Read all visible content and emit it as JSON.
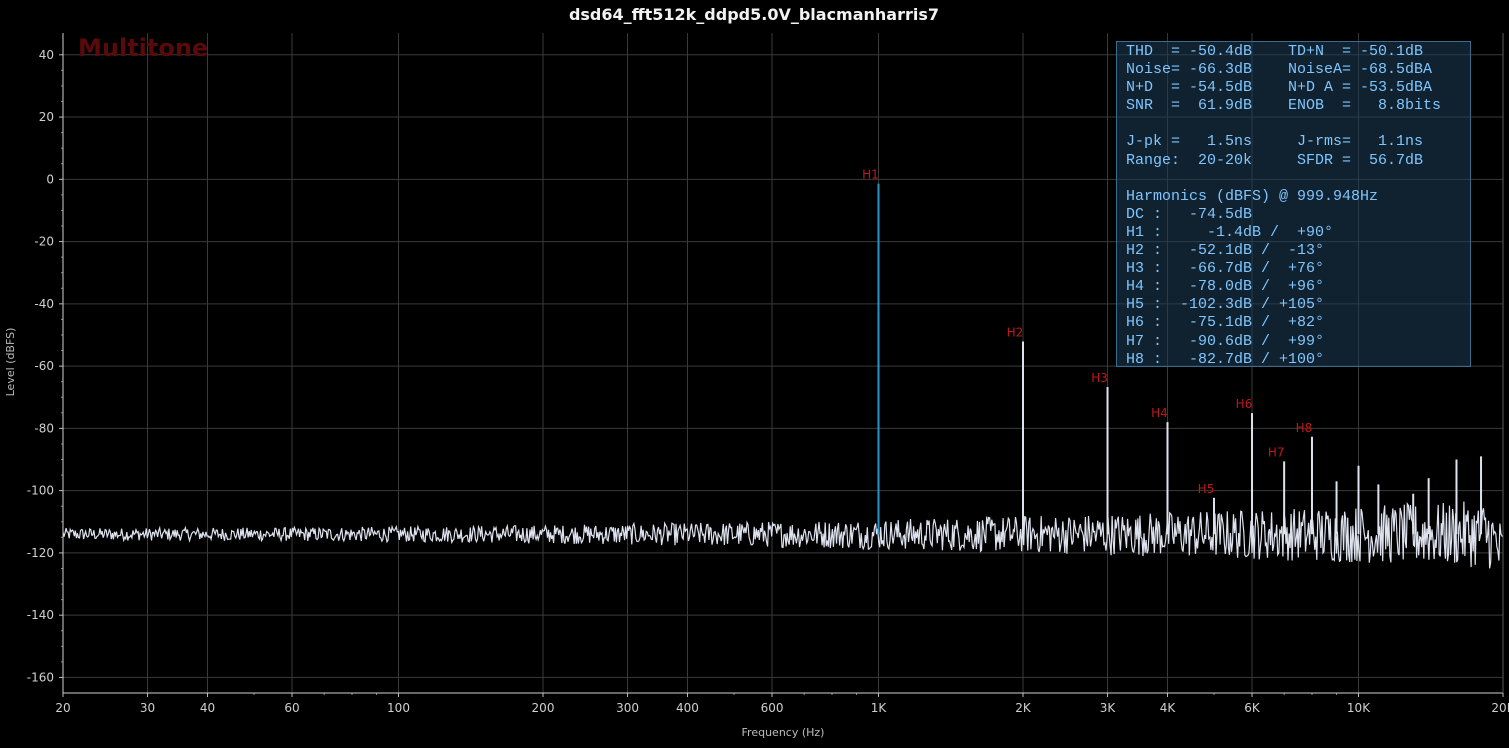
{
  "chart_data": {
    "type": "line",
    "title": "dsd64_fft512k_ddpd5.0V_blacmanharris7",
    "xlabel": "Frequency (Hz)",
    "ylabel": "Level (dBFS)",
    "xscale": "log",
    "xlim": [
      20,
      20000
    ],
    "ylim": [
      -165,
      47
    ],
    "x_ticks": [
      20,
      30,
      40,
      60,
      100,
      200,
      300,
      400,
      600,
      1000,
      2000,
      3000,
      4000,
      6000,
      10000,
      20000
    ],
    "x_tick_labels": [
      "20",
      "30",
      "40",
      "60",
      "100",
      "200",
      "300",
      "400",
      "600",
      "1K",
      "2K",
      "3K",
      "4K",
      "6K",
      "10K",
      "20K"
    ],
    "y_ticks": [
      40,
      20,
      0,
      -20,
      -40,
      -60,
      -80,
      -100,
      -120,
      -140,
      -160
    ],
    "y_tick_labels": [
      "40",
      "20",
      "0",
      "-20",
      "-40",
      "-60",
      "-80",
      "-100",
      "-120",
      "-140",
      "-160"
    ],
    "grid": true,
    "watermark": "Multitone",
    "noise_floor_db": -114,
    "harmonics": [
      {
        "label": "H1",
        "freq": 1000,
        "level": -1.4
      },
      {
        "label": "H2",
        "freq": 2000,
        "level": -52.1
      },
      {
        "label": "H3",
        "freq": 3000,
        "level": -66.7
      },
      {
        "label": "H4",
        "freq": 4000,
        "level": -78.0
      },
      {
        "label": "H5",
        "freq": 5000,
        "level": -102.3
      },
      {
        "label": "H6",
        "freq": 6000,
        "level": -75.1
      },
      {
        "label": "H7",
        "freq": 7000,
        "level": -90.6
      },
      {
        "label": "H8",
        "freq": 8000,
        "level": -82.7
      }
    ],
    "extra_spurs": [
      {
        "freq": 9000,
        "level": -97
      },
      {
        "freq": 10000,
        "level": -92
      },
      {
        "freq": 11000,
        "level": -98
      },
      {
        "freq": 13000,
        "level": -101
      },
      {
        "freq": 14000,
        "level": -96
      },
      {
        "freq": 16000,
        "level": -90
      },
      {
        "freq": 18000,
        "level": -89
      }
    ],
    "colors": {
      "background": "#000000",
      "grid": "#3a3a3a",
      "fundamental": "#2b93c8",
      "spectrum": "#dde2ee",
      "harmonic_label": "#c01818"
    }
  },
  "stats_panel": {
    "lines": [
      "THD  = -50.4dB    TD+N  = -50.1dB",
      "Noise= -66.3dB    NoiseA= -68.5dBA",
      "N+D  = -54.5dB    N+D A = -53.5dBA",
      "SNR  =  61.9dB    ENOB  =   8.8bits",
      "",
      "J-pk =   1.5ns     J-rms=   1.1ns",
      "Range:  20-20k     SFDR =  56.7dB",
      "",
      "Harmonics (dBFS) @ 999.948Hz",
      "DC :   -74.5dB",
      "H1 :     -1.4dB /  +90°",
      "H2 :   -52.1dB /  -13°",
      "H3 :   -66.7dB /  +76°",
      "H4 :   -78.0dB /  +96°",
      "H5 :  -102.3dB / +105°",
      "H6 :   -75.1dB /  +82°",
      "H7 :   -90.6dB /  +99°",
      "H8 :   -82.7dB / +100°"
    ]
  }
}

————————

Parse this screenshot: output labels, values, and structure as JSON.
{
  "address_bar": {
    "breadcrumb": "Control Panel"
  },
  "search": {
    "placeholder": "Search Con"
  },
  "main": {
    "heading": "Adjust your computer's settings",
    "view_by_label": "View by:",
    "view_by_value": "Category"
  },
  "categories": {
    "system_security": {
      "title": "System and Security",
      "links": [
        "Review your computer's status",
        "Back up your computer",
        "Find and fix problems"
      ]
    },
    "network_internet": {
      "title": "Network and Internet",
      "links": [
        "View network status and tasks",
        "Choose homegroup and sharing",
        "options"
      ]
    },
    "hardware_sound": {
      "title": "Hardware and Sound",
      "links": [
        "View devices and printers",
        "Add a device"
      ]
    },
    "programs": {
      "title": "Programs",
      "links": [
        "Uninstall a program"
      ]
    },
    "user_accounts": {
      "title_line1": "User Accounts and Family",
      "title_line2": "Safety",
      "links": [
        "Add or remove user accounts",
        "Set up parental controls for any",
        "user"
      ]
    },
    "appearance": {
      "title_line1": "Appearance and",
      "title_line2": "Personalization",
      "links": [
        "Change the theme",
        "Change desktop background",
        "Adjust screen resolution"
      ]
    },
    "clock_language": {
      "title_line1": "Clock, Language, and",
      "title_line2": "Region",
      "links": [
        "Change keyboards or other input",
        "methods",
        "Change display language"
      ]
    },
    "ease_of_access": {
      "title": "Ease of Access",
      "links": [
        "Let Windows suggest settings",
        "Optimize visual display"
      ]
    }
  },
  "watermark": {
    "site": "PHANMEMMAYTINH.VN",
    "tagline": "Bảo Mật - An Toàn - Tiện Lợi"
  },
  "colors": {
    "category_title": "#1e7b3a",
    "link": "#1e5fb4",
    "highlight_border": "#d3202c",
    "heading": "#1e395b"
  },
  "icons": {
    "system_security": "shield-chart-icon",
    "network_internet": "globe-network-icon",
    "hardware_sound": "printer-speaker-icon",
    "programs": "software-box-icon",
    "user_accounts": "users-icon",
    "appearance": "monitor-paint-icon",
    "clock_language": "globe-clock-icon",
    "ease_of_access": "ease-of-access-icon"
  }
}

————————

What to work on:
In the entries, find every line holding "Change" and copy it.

Response to the exercise:
        "Change the theme",
        "Change desktop background",
        "Change keyboards or other input",
        "Change display language"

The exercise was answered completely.